◆ **Assigned task**:
Without including any picture, write out the entries exactly as they stand.

Interface dataset entries:
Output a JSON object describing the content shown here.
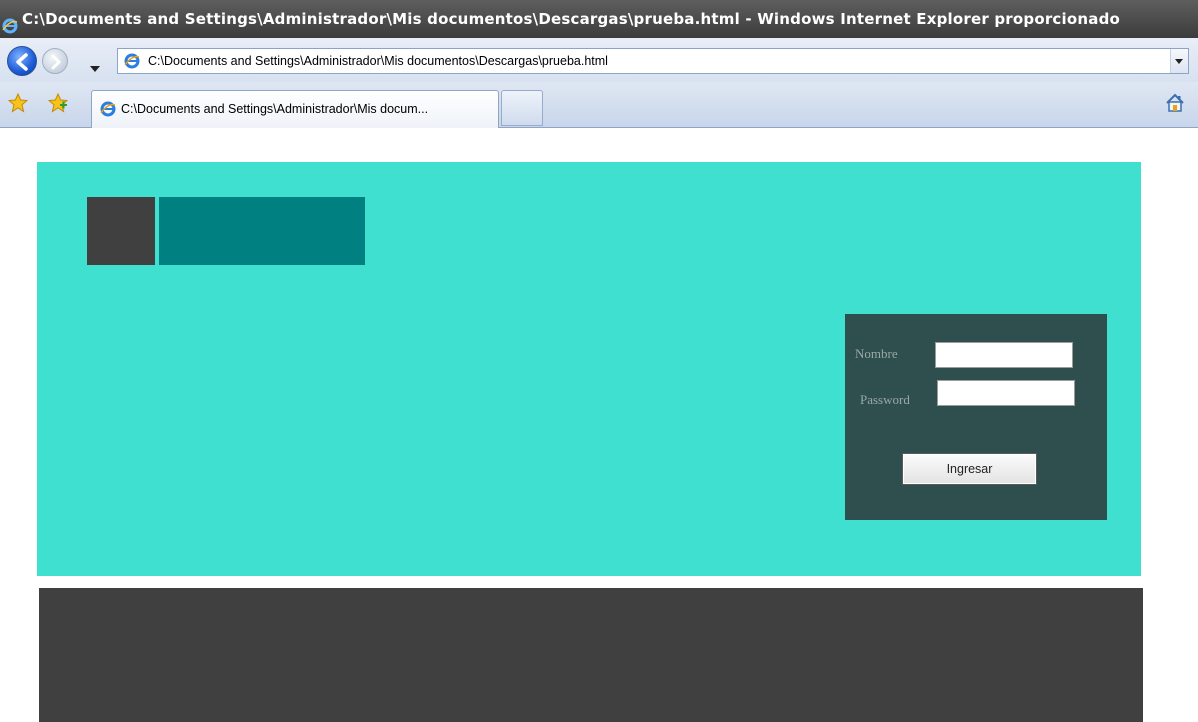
{
  "window": {
    "title": "C:\\Documents and Settings\\Administrador\\Mis documentos\\Descargas\\prueba.html - Windows Internet Explorer proporcionado"
  },
  "address_bar": {
    "url": "C:\\Documents and Settings\\Administrador\\Mis documentos\\Descargas\\prueba.html"
  },
  "tabs": [
    {
      "label": "C:\\Documents and Settings\\Administrador\\Mis docum..."
    }
  ],
  "login": {
    "nombre_label": "Nombre",
    "nombre_value": "",
    "password_label": "Password",
    "password_value": "",
    "submit_label": "Ingresar"
  },
  "colors": {
    "header_band": "#40e0d0",
    "logo_dark": "#404040",
    "logo_teal": "#008080",
    "login_box": "#2f4f4f",
    "footer_band": "#404040"
  }
}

◆ **Solution**:
Output a JSON object describing the content shown here.
{
  "window": {
    "title": "C:\\Documents and Settings\\Administrador\\Mis documentos\\Descargas\\prueba.html - Windows Internet Explorer proporcionado"
  },
  "address_bar": {
    "url": "C:\\Documents and Settings\\Administrador\\Mis documentos\\Descargas\\prueba.html"
  },
  "tabs": [
    {
      "label": "C:\\Documents and Settings\\Administrador\\Mis docum..."
    }
  ],
  "login": {
    "nombre_label": "Nombre",
    "nombre_value": "",
    "password_label": "Password",
    "password_value": "",
    "submit_label": "Ingresar"
  },
  "colors": {
    "header_band": "#40e0d0",
    "logo_dark": "#404040",
    "logo_teal": "#008080",
    "login_box": "#2f4f4f",
    "footer_band": "#404040"
  }
}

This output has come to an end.